Concise writeup from administrator at Berkeley Lab Commons on why he chose Puppet over CFEngine

Published on 25 January 2010 by

I came across this link today describing a few reasons why James Welcher at Berkeley Lab Commons decided to use Puppet instead of CFEngine. He includes a link to an article from Luke Kanies as well as some good links for migrating from CFEngine to Puppet.

In his words, the reason he ultimately decided on Puppet hinged on its ability to handle more complex tasks:

Continue reading

Deploying Puppet in Client-Server, Standalone, and Massively Scaled Environments

Published on 12 January 2010 by

A common misconception about Puppet is that it can only be used in client/server mode. Although this is the most common use case, it is actually just one of three common deployment practices.

Client/Server model:

Client/server deployment is the most common and feature rich way to run Puppet. For any environments where multiple hosts are managed, client/server deployment is usually the way to go.

Continue reading

OSU's Lance Albertson details reasons for switching to Puppet

Published on 8 January 2010 by
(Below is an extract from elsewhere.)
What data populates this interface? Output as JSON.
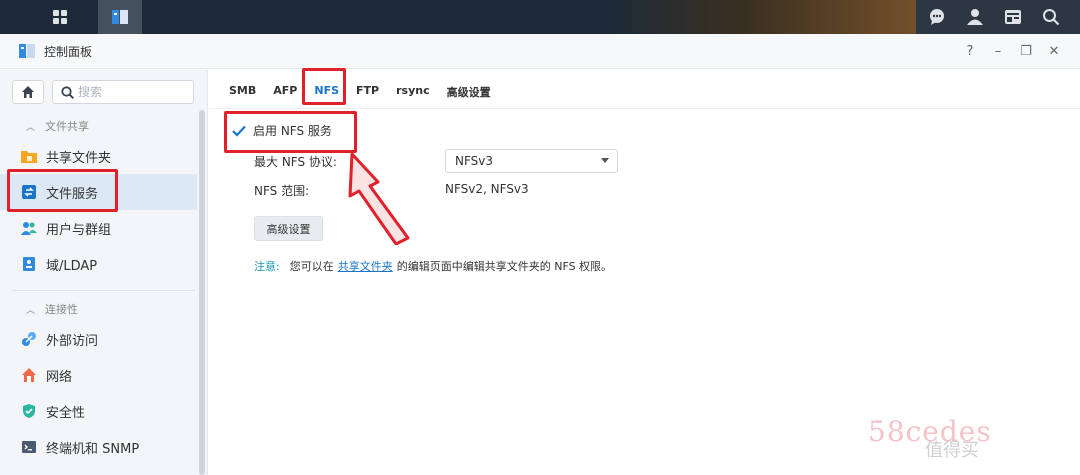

Came across this link with an interview of Lance Albertson of Oregon State University's Open Source Lab talking about how they are managing their data center. Among the topics was a description of their reasons for switching from CFengine to Puppet. Here is what Lance had to say:

"OSUOSL uses Cfengine for systems management but hopes to migrate onto Puppet. What are the primary advantages of Puppet?

Continue reading

Reductive Labs Announces Puppet 0.25.2

Published on 5 January 2010 by

Reductive Labs is pleased to announce the availability of Puppet 0.25.2. The 0.25.2 release is a significant maintenance release in the 0.25.x branch and represents a significant amount of work from the Puppet community. Special thanks to everyone who contributed to the release and tested fixes – especially, but not limited to, Peter Meier (duritong), R.I.Pienaar (Volcane), Mark Plaskin, Dan Bode, Alan Harder, Ricky Zhou, Christian Hofstaedtler, Nigel Kersten, and especially Markus Roberts and Jesse Wolfe who worked around the clock to get the release out the door.

Continue reading